here are my calculations for how related the various members of a nuclear family are (assuming there’s no inbreeding). fox, et. al., based their calculations on the number of genes on the x- and y-chromosomes. i’ve decided to work the numbers according to total base-pairs ’cause, hey, junk dna ain’t all junk.
so, here we go…
for females, the autosomes represent 95% of their dna material; the two x-chromosomes, 5% of their dna material.
now, sons inherit half their autosomal dna from their father and half from their mother, plus a (virtually) unchanged y-chromosome from their father and a recombined x-chromosome from their mother (triangles=males; circles=females):
so, the genetic relatedness between a father and son (from both the father and son’s points-of-view) is:
(95.5% x 0.5) + 2% = 49.75%
and the genetic relatedness between a mother and son (from the mother’s pov) is:
(95% x 0.5) + (5% x 0.5) = 50%
the genetic relatedness between a mother and son from the son’s pov is:
(95.5% x 0.5) + (5% x 0.5) = 50.25%
daughters inherit half their autosomal dna from their father and half from their mother, plus a (virtually) unchanged x-chromosome from their father and a recombined x-chromosome from their mother:
so, the genetic relatedness between a father and a daughter (from the father’s pov) is:
(95.5% x 0.5) + 2.5% = 50.25%
from the daughter’s pov it is:
(95% x 0.5) + 2.5% = 50%
and the genetic relatedness between a mother and a daughter (from both the mother and daughter’s pov) is:
(95% x 0.5) + (5% x 0.5) = 50%
as weiss pointed out, brothers share (virtually) the same y-chromosome that they inherited from their father, while sisters share (virtually) the same x-chromosome that they inherited from their father. brothers and sisters do not share y-chromosomes or paternal x-chromosomes.
so, the genetic relatedness between full, non-twin brothers
can be up to is**:
(95.5% x 0.5) + (2.5% x 0.5) + 2% = 51%

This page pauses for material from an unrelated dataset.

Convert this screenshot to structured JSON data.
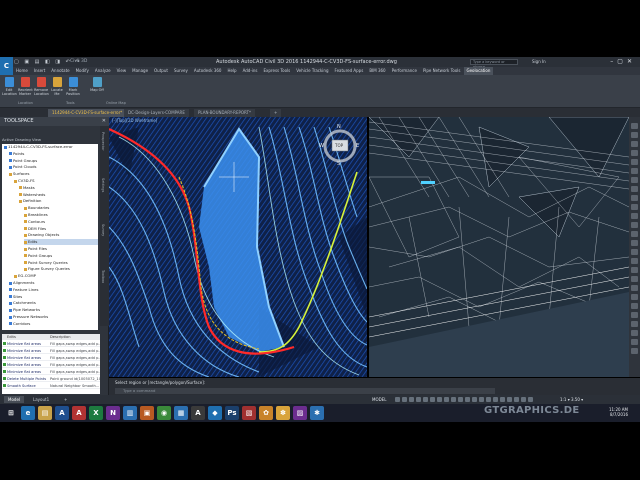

and the genetic relatedness between full, non-twin sisters
can be up to is:
(95% x 0.5) + (2.5% x 0.5) + 2.5% = 51.25%
and between brother and sister (from the brother’s pov)
can be up to it is:
(95.5% x 0.5) + (2.5% x 0.5) = 49%
(95.5% x 0.5) x 0.5 + (95.5% x 0.5) x 0.5 + (2.5% x 0.5) = 49%
and between brother and sister (from the sister’s pov) it is:
(95% x 0.5) x 0.5 + (95% x 0.5) x 0.5 + (2.5% x 0.5) = 48.75%
so, fathers are genetically closer to their daughters than to their sons, and genetically closer (from the father’s pov) to daughters than mothers are to their daughters. mothers are equally close genetically (from the mother’s pov) to all their children, but are genetically closer to sons than fathers are to their sons.
full (not including twin) sisters can be the most closely related genetically of all nuclear family members (@51.25%), while full (not including twin) sisters and brothers can be the least related (@
49% 48.75% [sister’s pov]).
do, please, check my math! (^_^)
**the relationships between siblings are probabilities, not certainties.
(note: comments do not require an email.)